RECORDS FOR THIS EXERCISE Start Marker

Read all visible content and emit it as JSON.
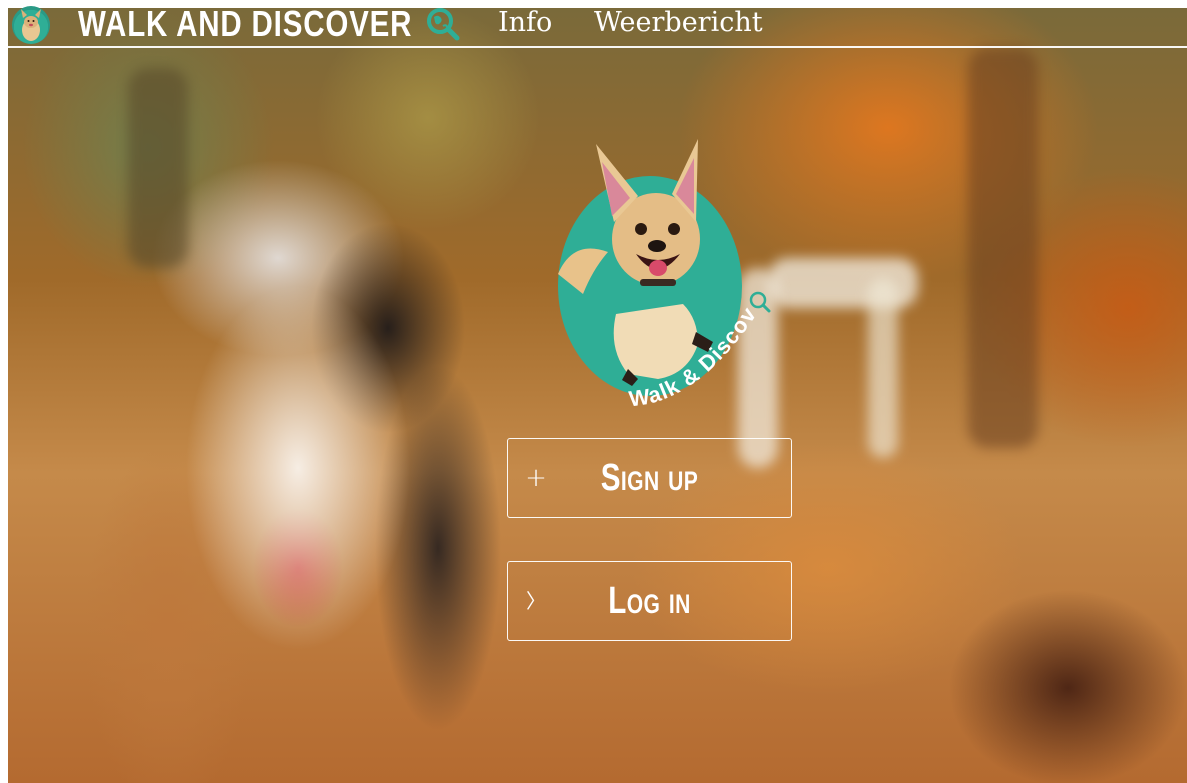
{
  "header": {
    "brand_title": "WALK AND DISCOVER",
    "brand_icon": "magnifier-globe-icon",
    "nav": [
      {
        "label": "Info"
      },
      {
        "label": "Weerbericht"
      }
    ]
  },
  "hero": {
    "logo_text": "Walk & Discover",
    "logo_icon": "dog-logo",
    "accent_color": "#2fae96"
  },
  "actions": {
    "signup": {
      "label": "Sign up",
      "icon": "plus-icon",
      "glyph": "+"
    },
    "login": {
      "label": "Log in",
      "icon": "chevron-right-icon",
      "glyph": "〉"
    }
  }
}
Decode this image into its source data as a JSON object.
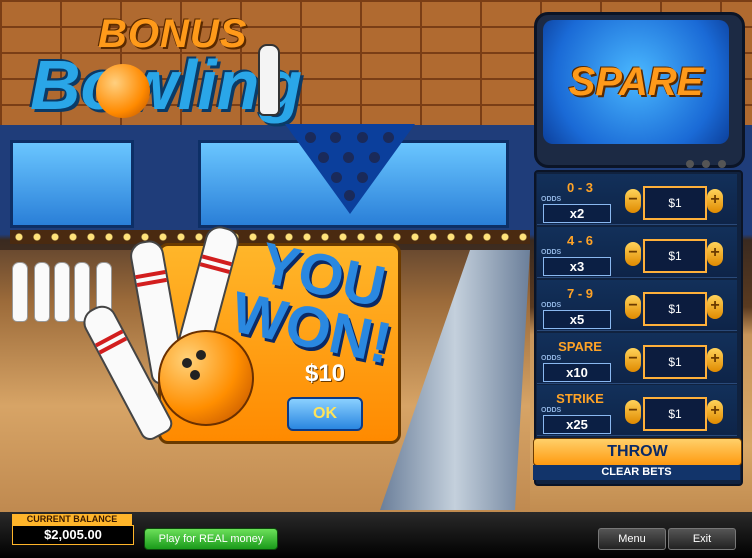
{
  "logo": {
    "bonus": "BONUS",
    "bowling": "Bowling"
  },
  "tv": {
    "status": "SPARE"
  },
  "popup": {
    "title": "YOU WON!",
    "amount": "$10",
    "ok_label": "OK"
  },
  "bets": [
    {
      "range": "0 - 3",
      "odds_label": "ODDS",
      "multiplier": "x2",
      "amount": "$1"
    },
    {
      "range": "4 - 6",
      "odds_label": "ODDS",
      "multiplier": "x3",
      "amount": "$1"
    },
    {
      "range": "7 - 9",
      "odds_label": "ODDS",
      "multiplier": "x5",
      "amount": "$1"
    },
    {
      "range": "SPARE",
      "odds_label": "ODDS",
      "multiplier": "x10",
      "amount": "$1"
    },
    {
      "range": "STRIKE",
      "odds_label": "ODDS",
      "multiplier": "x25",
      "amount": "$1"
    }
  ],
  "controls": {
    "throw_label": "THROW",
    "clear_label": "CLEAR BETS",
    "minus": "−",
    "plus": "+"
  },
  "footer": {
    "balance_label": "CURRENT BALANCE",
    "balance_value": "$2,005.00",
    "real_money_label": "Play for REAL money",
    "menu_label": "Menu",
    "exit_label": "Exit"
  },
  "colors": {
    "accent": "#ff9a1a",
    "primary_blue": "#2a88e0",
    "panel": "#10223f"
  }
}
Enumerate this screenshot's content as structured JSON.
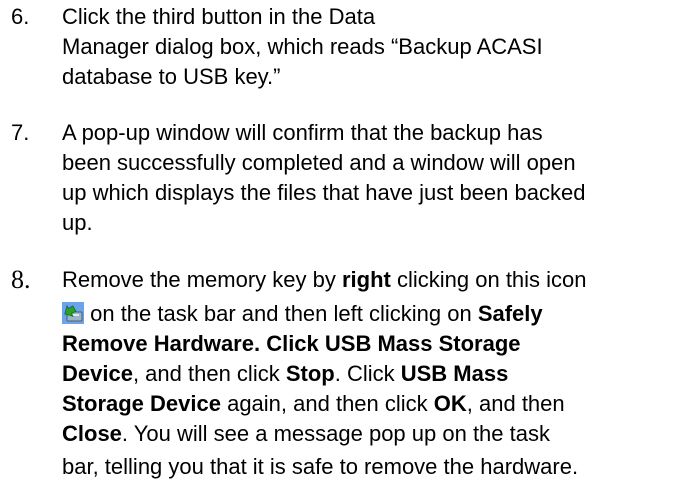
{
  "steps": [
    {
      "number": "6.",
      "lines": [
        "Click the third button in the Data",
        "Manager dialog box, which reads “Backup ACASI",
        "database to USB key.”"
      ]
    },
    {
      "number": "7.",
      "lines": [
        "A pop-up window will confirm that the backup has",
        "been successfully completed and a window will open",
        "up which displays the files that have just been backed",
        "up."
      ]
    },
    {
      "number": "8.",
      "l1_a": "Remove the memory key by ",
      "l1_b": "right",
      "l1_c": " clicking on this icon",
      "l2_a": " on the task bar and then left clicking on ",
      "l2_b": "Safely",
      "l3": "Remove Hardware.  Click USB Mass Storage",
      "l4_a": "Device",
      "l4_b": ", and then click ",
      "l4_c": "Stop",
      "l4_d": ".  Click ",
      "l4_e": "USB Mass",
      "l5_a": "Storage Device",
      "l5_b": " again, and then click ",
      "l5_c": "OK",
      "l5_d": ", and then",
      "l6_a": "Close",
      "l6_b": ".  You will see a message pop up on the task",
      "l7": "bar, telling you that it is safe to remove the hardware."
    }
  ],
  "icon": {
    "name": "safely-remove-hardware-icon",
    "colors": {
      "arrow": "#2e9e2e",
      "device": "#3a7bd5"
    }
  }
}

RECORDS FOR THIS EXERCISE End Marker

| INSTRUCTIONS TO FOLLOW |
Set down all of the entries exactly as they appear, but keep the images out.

| EXERCISE OUTPUT |
Read all visible content and emit it as JSON.
{
  "header": {
    "brand_title": "WALK AND DISCOVER",
    "brand_icon": "magnifier-globe-icon",
    "nav": [
      {
        "label": "Info"
      },
      {
        "label": "Weerbericht"
      }
    ]
  },
  "hero": {
    "logo_text": "Walk & Discover",
    "logo_icon": "dog-logo",
    "accent_color": "#2fae96"
  },
  "actions": {
    "signup": {
      "label": "Sign up",
      "icon": "plus-icon",
      "glyph": "+"
    },
    "login": {
      "label": "Log in",
      "icon": "chevron-right-icon",
      "glyph": "〉"
    }
  }
}
Decode this image into its source data as a JSON object.
{
  "logo": {
    "bonus": "BONUS",
    "bowling": "Bowling"
  },
  "tv": {
    "status": "SPARE"
  },
  "popup": {
    "title": "YOU WON!",
    "amount": "$10",
    "ok_label": "OK"
  },
  "bets": [
    {
      "range": "0 - 3",
      "odds_label": "ODDS",
      "multiplier": "x2",
      "amount": "$1"
    },
    {
      "range": "4 - 6",
      "odds_label": "ODDS",
      "multiplier": "x3",
      "amount": "$1"
    },
    {
      "range": "7 - 9",
      "odds_label": "ODDS",
      "multiplier": "x5",
      "amount": "$1"
    },
    {
      "range": "SPARE",
      "odds_label": "ODDS",
      "multiplier": "x10",
      "amount": "$1"
    },
    {
      "range": "STRIKE",
      "odds_label": "ODDS",
      "multiplier": "x25",
      "amount": "$1"
    }
  ],
  "controls": {
    "throw_label": "THROW",
    "clear_label": "CLEAR BETS",
    "minus": "−",
    "plus": "+"
  },
  "footer": {
    "balance_label": "CURRENT BALANCE",
    "balance_value": "$2,005.00",
    "real_money_label": "Play for REAL money",
    "menu_label": "Menu",
    "exit_label": "Exit"
  },
  "colors": {
    "accent": "#ff9a1a",
    "primary_blue": "#2a88e0",
    "panel": "#10223f"
  }
}
Enumerate this screenshot's content as structured JSON.
{
  "steps": [
    {
      "number": "6.",
      "lines": [
        "Click the third button in the Data",
        "Manager dialog box, which reads “Backup ACASI",
        "database to USB key.”"
      ]
    },
    {
      "number": "7.",
      "lines": [
        "A pop-up window will confirm that the backup has",
        "been successfully completed and a window will open",
        "up which displays the files that have just been backed",
        "up."
      ]
    },
    {
      "number": "8.",
      "l1_a": "Remove the memory key by ",
      "l1_b": "right",
      "l1_c": " clicking on this icon",
      "l2_a": " on the task bar and then left clicking on ",
      "l2_b": "Safely",
      "l3": "Remove Hardware.  Click USB Mass Storage",
      "l4_a": "Device",
      "l4_b": ", and then click ",
      "l4_c": "Stop",
      "l4_d": ".  Click ",
      "l4_e": "USB Mass",
      "l5_a": "Storage Device",
      "l5_b": " again, and then click ",
      "l5_c": "OK",
      "l5_d": ", and then",
      "l6_a": "Close",
      "l6_b": ".  You will see a message pop up on the task",
      "l7": "bar, telling you that it is safe to remove the hardware."
    }
  ],
  "icon": {
    "name": "safely-remove-hardware-icon",
    "colors": {
      "arrow": "#2e9e2e",
      "device": "#3a7bd5"
    }
  }
}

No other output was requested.